Butler County steelmaker AK Steel announced Friday plans to temporarily idle some operations of its Ashland Works steel mill in Kentucky due to unfair trade concerns.
The blast furnace and related steelmaking operations at the facility will shut down in December, but AK Steel said it does not intend to idle everything. The hot-dip galvanizing line that primarily serves automotive customers will keep running, according to AK Steel.
AK Steel has enough steelmaking capacity at its other blast furnaces in Middletown and Dearborn, Mich., to meet customer requirements and does not expect any interruptions in shipments to its customers, according to the company.
“We are taking this necessary step due to the onslaught of what we believe are unfairly traded imports of carbon steel that have been flooding our shores. These imports have substantially reduced order intake rates, production rates, shipment volumes and selling prices,” said James Wainscott, chairman, president and chief executive officer of AK Steel, in a written statement.

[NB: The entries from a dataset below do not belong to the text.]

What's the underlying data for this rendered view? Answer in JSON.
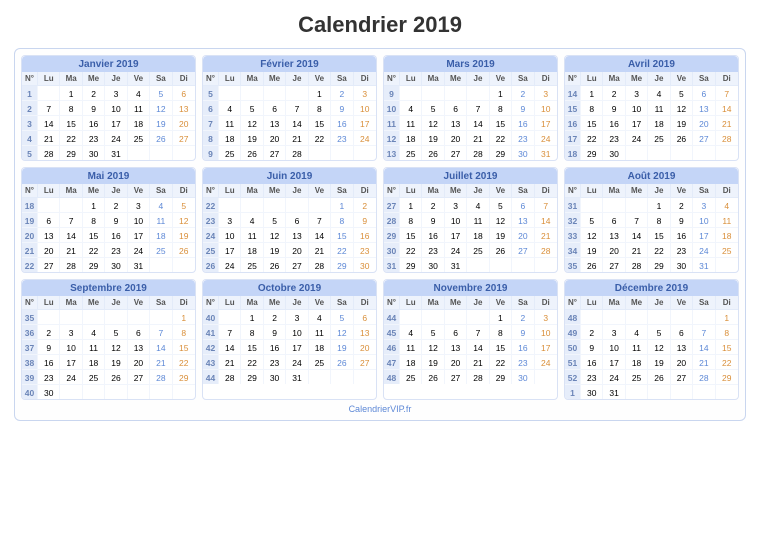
{
  "title": "Calendrier 2019",
  "footer": "CalendrierVIP.fr",
  "day_headers": [
    "N°",
    "Lu",
    "Ma",
    "Me",
    "Je",
    "Ve",
    "Sa",
    "Di"
  ],
  "months": [
    {
      "name": "Janvier 2019",
      "weeks": [
        {
          "n": 1,
          "d": [
            "",
            "1",
            "2",
            "3",
            "4",
            "5",
            "6"
          ]
        },
        {
          "n": 2,
          "d": [
            "7",
            "8",
            "9",
            "10",
            "11",
            "12",
            "13"
          ]
        },
        {
          "n": 3,
          "d": [
            "14",
            "15",
            "16",
            "17",
            "18",
            "19",
            "20"
          ]
        },
        {
          "n": 4,
          "d": [
            "21",
            "22",
            "23",
            "24",
            "25",
            "26",
            "27"
          ]
        },
        {
          "n": 5,
          "d": [
            "28",
            "29",
            "30",
            "31",
            "",
            "",
            ""
          ]
        }
      ]
    },
    {
      "name": "Février 2019",
      "weeks": [
        {
          "n": 5,
          "d": [
            "",
            "",
            "",
            "",
            "1",
            "2",
            "3"
          ]
        },
        {
          "n": 6,
          "d": [
            "4",
            "5",
            "6",
            "7",
            "8",
            "9",
            "10"
          ]
        },
        {
          "n": 7,
          "d": [
            "11",
            "12",
            "13",
            "14",
            "15",
            "16",
            "17"
          ]
        },
        {
          "n": 8,
          "d": [
            "18",
            "19",
            "20",
            "21",
            "22",
            "23",
            "24"
          ]
        },
        {
          "n": 9,
          "d": [
            "25",
            "26",
            "27",
            "28",
            "",
            "",
            ""
          ]
        }
      ]
    },
    {
      "name": "Mars 2019",
      "weeks": [
        {
          "n": 9,
          "d": [
            "",
            "",
            "",
            "",
            "1",
            "2",
            "3"
          ]
        },
        {
          "n": 10,
          "d": [
            "4",
            "5",
            "6",
            "7",
            "8",
            "9",
            "10"
          ]
        },
        {
          "n": 11,
          "d": [
            "11",
            "12",
            "13",
            "14",
            "15",
            "16",
            "17"
          ]
        },
        {
          "n": 12,
          "d": [
            "18",
            "19",
            "20",
            "21",
            "22",
            "23",
            "24"
          ]
        },
        {
          "n": 13,
          "d": [
            "25",
            "26",
            "27",
            "28",
            "29",
            "30",
            "31"
          ]
        }
      ]
    },
    {
      "name": "Avril 2019",
      "weeks": [
        {
          "n": 14,
          "d": [
            "1",
            "2",
            "3",
            "4",
            "5",
            "6",
            "7"
          ]
        },
        {
          "n": 15,
          "d": [
            "8",
            "9",
            "10",
            "11",
            "12",
            "13",
            "14"
          ]
        },
        {
          "n": 16,
          "d": [
            "15",
            "16",
            "17",
            "18",
            "19",
            "20",
            "21"
          ]
        },
        {
          "n": 17,
          "d": [
            "22",
            "23",
            "24",
            "25",
            "26",
            "27",
            "28"
          ]
        },
        {
          "n": 18,
          "d": [
            "29",
            "30",
            "",
            "",
            "",
            "",
            ""
          ]
        }
      ]
    },
    {
      "name": "Mai 2019",
      "weeks": [
        {
          "n": 18,
          "d": [
            "",
            "",
            "1",
            "2",
            "3",
            "4",
            "5"
          ]
        },
        {
          "n": 19,
          "d": [
            "6",
            "7",
            "8",
            "9",
            "10",
            "11",
            "12"
          ]
        },
        {
          "n": 20,
          "d": [
            "13",
            "14",
            "15",
            "16",
            "17",
            "18",
            "19"
          ]
        },
        {
          "n": 21,
          "d": [
            "20",
            "21",
            "22",
            "23",
            "24",
            "25",
            "26"
          ]
        },
        {
          "n": 22,
          "d": [
            "27",
            "28",
            "29",
            "30",
            "31",
            "",
            ""
          ]
        }
      ]
    },
    {
      "name": "Juin 2019",
      "weeks": [
        {
          "n": 22,
          "d": [
            "",
            "",
            "",
            "",
            "",
            "1",
            "2"
          ]
        },
        {
          "n": 23,
          "d": [
            "3",
            "4",
            "5",
            "6",
            "7",
            "8",
            "9"
          ]
        },
        {
          "n": 24,
          "d": [
            "10",
            "11",
            "12",
            "13",
            "14",
            "15",
            "16"
          ]
        },
        {
          "n": 25,
          "d": [
            "17",
            "18",
            "19",
            "20",
            "21",
            "22",
            "23"
          ]
        },
        {
          "n": 26,
          "d": [
            "24",
            "25",
            "26",
            "27",
            "28",
            "29",
            "30"
          ]
        }
      ]
    },
    {
      "name": "Juillet 2019",
      "weeks": [
        {
          "n": 27,
          "d": [
            "1",
            "2",
            "3",
            "4",
            "5",
            "6",
            "7"
          ]
        },
        {
          "n": 28,
          "d": [
            "8",
            "9",
            "10",
            "11",
            "12",
            "13",
            "14"
          ]
        },
        {
          "n": 29,
          "d": [
            "15",
            "16",
            "17",
            "18",
            "19",
            "20",
            "21"
          ]
        },
        {
          "n": 30,
          "d": [
            "22",
            "23",
            "24",
            "25",
            "26",
            "27",
            "28"
          ]
        },
        {
          "n": 31,
          "d": [
            "29",
            "30",
            "31",
            "",
            "",
            "",
            ""
          ]
        }
      ]
    },
    {
      "name": "Août 2019",
      "weeks": [
        {
          "n": 31,
          "d": [
            "",
            "",
            "",
            "1",
            "2",
            "3",
            "4"
          ]
        },
        {
          "n": 32,
          "d": [
            "5",
            "6",
            "7",
            "8",
            "9",
            "10",
            "11"
          ]
        },
        {
          "n": 33,
          "d": [
            "12",
            "13",
            "14",
            "15",
            "16",
            "17",
            "18"
          ]
        },
        {
          "n": 34,
          "d": [
            "19",
            "20",
            "21",
            "22",
            "23",
            "24",
            "25"
          ]
        },
        {
          "n": 35,
          "d": [
            "26",
            "27",
            "28",
            "29",
            "30",
            "31",
            ""
          ]
        }
      ]
    },
    {
      "name": "Septembre 2019",
      "weeks": [
        {
          "n": 35,
          "d": [
            "",
            "",
            "",
            "",
            "",
            "",
            "1"
          ]
        },
        {
          "n": 36,
          "d": [
            "2",
            "3",
            "4",
            "5",
            "6",
            "7",
            "8"
          ]
        },
        {
          "n": 37,
          "d": [
            "9",
            "10",
            "11",
            "12",
            "13",
            "14",
            "15"
          ]
        },
        {
          "n": 38,
          "d": [
            "16",
            "17",
            "18",
            "19",
            "20",
            "21",
            "22"
          ]
        },
        {
          "n": 39,
          "d": [
            "23",
            "24",
            "25",
            "26",
            "27",
            "28",
            "29"
          ]
        },
        {
          "n": 40,
          "d": [
            "30",
            "",
            "",
            "",
            "",
            "",
            ""
          ]
        }
      ]
    },
    {
      "name": "Octobre 2019",
      "weeks": [
        {
          "n": 40,
          "d": [
            "",
            "1",
            "2",
            "3",
            "4",
            "5",
            "6"
          ]
        },
        {
          "n": 41,
          "d": [
            "7",
            "8",
            "9",
            "10",
            "11",
            "12",
            "13"
          ]
        },
        {
          "n": 42,
          "d": [
            "14",
            "15",
            "16",
            "17",
            "18",
            "19",
            "20"
          ]
        },
        {
          "n": 43,
          "d": [
            "21",
            "22",
            "23",
            "24",
            "25",
            "26",
            "27"
          ]
        },
        {
          "n": 44,
          "d": [
            "28",
            "29",
            "30",
            "31",
            "",
            "",
            ""
          ]
        }
      ]
    },
    {
      "name": "Novembre 2019",
      "weeks": [
        {
          "n": 44,
          "d": [
            "",
            "",
            "",
            "",
            "1",
            "2",
            "3"
          ]
        },
        {
          "n": 45,
          "d": [
            "4",
            "5",
            "6",
            "7",
            "8",
            "9",
            "10"
          ]
        },
        {
          "n": 46,
          "d": [
            "11",
            "12",
            "13",
            "14",
            "15",
            "16",
            "17"
          ]
        },
        {
          "n": 47,
          "d": [
            "18",
            "19",
            "20",
            "21",
            "22",
            "23",
            "24"
          ]
        },
        {
          "n": 48,
          "d": [
            "25",
            "26",
            "27",
            "28",
            "29",
            "30",
            ""
          ]
        }
      ]
    },
    {
      "name": "Décembre 2019",
      "weeks": [
        {
          "n": 48,
          "d": [
            "",
            "",
            "",
            "",
            "",
            "",
            "1"
          ]
        },
        {
          "n": 49,
          "d": [
            "2",
            "3",
            "4",
            "5",
            "6",
            "7",
            "8"
          ]
        },
        {
          "n": 50,
          "d": [
            "9",
            "10",
            "11",
            "12",
            "13",
            "14",
            "15"
          ]
        },
        {
          "n": 51,
          "d": [
            "16",
            "17",
            "18",
            "19",
            "20",
            "21",
            "22"
          ]
        },
        {
          "n": 52,
          "d": [
            "23",
            "24",
            "25",
            "26",
            "27",
            "28",
            "29"
          ]
        },
        {
          "n": 1,
          "d": [
            "30",
            "31",
            "",
            "",
            "",
            "",
            ""
          ]
        }
      ]
    }
  ]
}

“We will continue to closely monitor market conditions and run our overall operations as efficiently as possible to continue to meet our customers’ needs,” Wainscott said.
If market conditions do not improve, the idling of the affected portions of the facility are set to begin in mid-December of 2015 and could last more than six months, company officials say.

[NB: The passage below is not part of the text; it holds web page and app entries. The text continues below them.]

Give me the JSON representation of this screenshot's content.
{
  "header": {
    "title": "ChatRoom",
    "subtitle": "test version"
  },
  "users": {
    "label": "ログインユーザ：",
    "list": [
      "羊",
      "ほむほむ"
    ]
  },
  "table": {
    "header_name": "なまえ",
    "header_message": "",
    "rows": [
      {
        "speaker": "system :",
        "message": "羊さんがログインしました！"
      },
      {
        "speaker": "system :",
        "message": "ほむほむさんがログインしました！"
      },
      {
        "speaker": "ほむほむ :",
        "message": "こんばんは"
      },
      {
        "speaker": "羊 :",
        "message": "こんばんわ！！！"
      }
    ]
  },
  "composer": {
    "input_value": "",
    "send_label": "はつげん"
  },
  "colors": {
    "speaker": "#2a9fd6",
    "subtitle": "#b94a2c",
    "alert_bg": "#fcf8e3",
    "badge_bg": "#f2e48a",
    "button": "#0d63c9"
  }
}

AK Steel spokeswoman Lisa Jester did not comment about the impact on Middletown Works or what triggers could cause AK to restart operations at Ashland once they stop.
Ashland Works employs a total about 940 workers, but Jester said in an email the number of jobs to be affected at Ashland has not yet been determined.

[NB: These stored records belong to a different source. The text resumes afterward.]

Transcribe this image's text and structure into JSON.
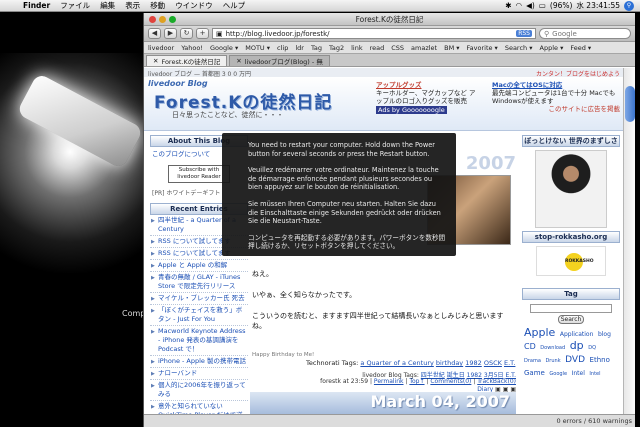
{
  "menubar": {
    "items": [
      "Finder",
      "ファイル",
      "編集",
      "表示",
      "移動",
      "ウインドウ",
      "ヘルプ"
    ],
    "clock": "水 23:41:55",
    "battery": "(96%)"
  },
  "desktop": {
    "caption": "Comp"
  },
  "browser": {
    "window_title": "Forest.Kの徒然日記",
    "url": "http://blog.livedoor.jp/forestk/",
    "rss_badge": "RSS",
    "search_placeholder": "Google",
    "bookmarks": [
      "livedoor",
      "Yahoo!",
      "Google ▾",
      "MOTU ▾",
      "clip",
      "ldr",
      "Tag",
      "Tag2",
      "link",
      "read",
      "CSS",
      "amazlet",
      "BM ▾",
      "Favorite ▾",
      "Search ▾",
      "Apple ▾",
      "Feed ▾"
    ],
    "tabs": [
      "Forest.Kの徒然日記",
      "livedoorブログ(Blog) - 無"
    ],
    "status_left": "",
    "status_right": "0 errors / 610 warnings"
  },
  "page": {
    "top_strip": "livedoor ブログ — 首都圏 3 0 0 万円",
    "top_strip_right": "カンタン！ブログをはじめよう",
    "logo": "livedoor Blog",
    "blog_title": "Forest.Kの徒然日記",
    "blog_subtitle": "日々思ったことなど、徒然に・・・",
    "ad1": {
      "heading": "アップルグッズ",
      "body": "キーホルダー、マグカップなど アップルのロゴ入りグッズを販売",
      "footer": "Ads by Gooooooogle"
    },
    "ad2": {
      "heading": "Macの全てはOSに対応",
      "body": "最先端コンピュータは1台で十分 Macでも Windowsが使えます",
      "footer": "このサイトに広告を掲載"
    },
    "left": {
      "about_heading": "About This Blog",
      "about_text": "このブログについて",
      "subscribe": "Subscribe with livedoor Reader",
      "note": "[PR] ホワイトデーギフト",
      "recent_heading": "Recent Entries",
      "recent": [
        "四半世紀 - a Quarter of a Century",
        "RSS について試してます",
        "RSS について試してます",
        "Apple と Apple の和解",
        "青春の無敵 / GLAY - iTunes Store で限定先行リリース",
        "マイケル・ブレッカー氏 死去",
        "「ぼくがチェイスを救う」ボタン - Just For You",
        "Macworld Keynote Address - iPhone 発表の基調講演を Podcast で！",
        "iPhone - Apple 製の携帯電話",
        "ナローバンド",
        "個人的に2006年を振り返ってみる",
        "意外と知られていない QuickTime Player だけで逆"
      ]
    },
    "center": {
      "date_top": "2007",
      "text_lines": [
        "ねえ。",
        "いやぁ、全く知らなかったです。",
        "こういうのを読むと、ますます四半世紀って結構長いなぁとしみじみと思いますね。"
      ],
      "signature": "Happy Birthday to Me!",
      "tags_label": "Technorati Tags:",
      "tags": [
        "a Quarter of a Century",
        "birthday",
        "1982",
        "OSCK",
        "E.T."
      ],
      "blog_tags_label": "livedoor Blog Tags:",
      "blog_tags": [
        "四半世紀",
        "誕生日",
        "1982",
        "3月5日",
        "E.T."
      ],
      "meta_prefix": "forestk at 23:59",
      "meta_links": [
        "Permalink",
        "Top↑",
        "Comments(0)",
        "TrackBack(0)"
      ],
      "meta2": "Diary",
      "date_bottom": "March 04, 2007"
    },
    "right": {
      "banner": "ぼっとけない 世界のまずしさ",
      "rokkasho_label": "stop-rokkasho.org",
      "rokkasho_logo": "ROKKASHO",
      "tag_heading": "Tag",
      "tag_search_button": "Search",
      "tag_cloud": [
        {
          "t": "Apple",
          "s": 11
        },
        {
          "t": "Application",
          "s": 6
        },
        {
          "t": "blog",
          "s": 6
        },
        {
          "t": "CD",
          "s": 8
        },
        {
          "t": "Download",
          "s": 5
        },
        {
          "t": "dp",
          "s": 11
        },
        {
          "t": "DQ",
          "s": 5
        },
        {
          "t": "Drama",
          "s": 5
        },
        {
          "t": "Drunk",
          "s": 5
        },
        {
          "t": "DVD",
          "s": 9
        },
        {
          "t": "Ethno",
          "s": 7
        },
        {
          "t": "Game",
          "s": 7
        },
        {
          "t": "Google",
          "s": 5
        },
        {
          "t": "Intel",
          "s": 6
        },
        {
          "t": "Intel",
          "s": 5
        }
      ]
    }
  },
  "overlay": {
    "en": "You need to restart your computer. Hold down the Power button for several seconds or press the Restart button.",
    "fr": "Veuillez redémarrer votre ordinateur. Maintenez la touche de démarrage enfoncée pendant plusieurs secondes ou bien appuyez sur le bouton de réinitialisation.",
    "de": "Sie müssen Ihren Computer neu starten. Halten Sie dazu die Einschalttaste einige Sekunden gedrückt oder drücken Sie die Neustart-Taste.",
    "ja": "コンピュータを再起動する必要があります。パワーボタンを数秒間押し続けるか、リセットボタンを押してください。"
  }
}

However, when the Ashland blast furnace was shut down last year for repairs due to ongoing problems, then AK Steel spokesman Mike Wallner told Journal-News it would not impact production at Middletown.
“It’s important to note that all of the carbon steel slabs produced at our Ashland Works get rolled at Middletown Works. While our Ashland Works blast furnace is down, we will utilize the hot mill at Middletown Works to roll additional carbon steel slabs that we purchase on the open market — just as if they were coming from Ashland,” Wallner said at the time, in Sept. 2014.
The blast furnace is the part of the mill where fuel, iron ore and limestone are heated and reduced to make hot metal.
Fortune 500 company AK Steel has joined three international trade cases this year. Earnings have suffered in 2015 due to lower selling prices, which the company blames partly on rising imports that are artificially low priced. During the first half of this year, the company reported a net loss of $370 million, compared to $103.2 million in 2014.
A lower price of $965 per ton on average for the first six months of 2015 compared to $1,096 in 2014 has also hurt results.
Results for the July to September quarter will be released Oct. 27.
The manufacturer announced July 28 petitions against eight countries related to cold-rolled steel, used to make appliances, automotive products, containers and construction materials.
In June, AK Steel filed complaints in partnership with other steel producers related to corrosion-resistant steel.
The newest petition made in August charges that unfairly-traded imports of certain hot-rolled steel flat products are causing material injury to the domestic industry. Producers from seven countries are being accused of selling hot-rolled steel in the U.S. market at less than fair value. The petition also alleged that the foreign producers benefit from subsidies provided by their governments.
Hot-rolled steel — primarily used in appliances, automotive products, heavy machinery, machine parts, nonresidential construction and transportation equipment — comprised over 15 percent of AK Steel’s shipments in 2014.
One of the Cincinnati-Dayton region’s largest publicly-held companies, West Chester Twp.-based AK Steel employs approximately 2,400 full-time workers in Butler County between headquarter operations and the Middletown Works steel plant, the company’s largest steel plant.
Altogether, AK Steel operates eight steel plants including the Ashland site and Middletown Works. Other steel plants use electric arc furnaces, which consume scrap steel and heat it with an electrical charge to mold metal. Presently, facilities in Ohio, Kentucky, Indiana, Pennsylvania, Michigan and West Virginia employ more than 8,000 altogether and produce flat-rolled carbon, electrical and stainless steels used by the automotive, appliance, construction and manufacturing markets.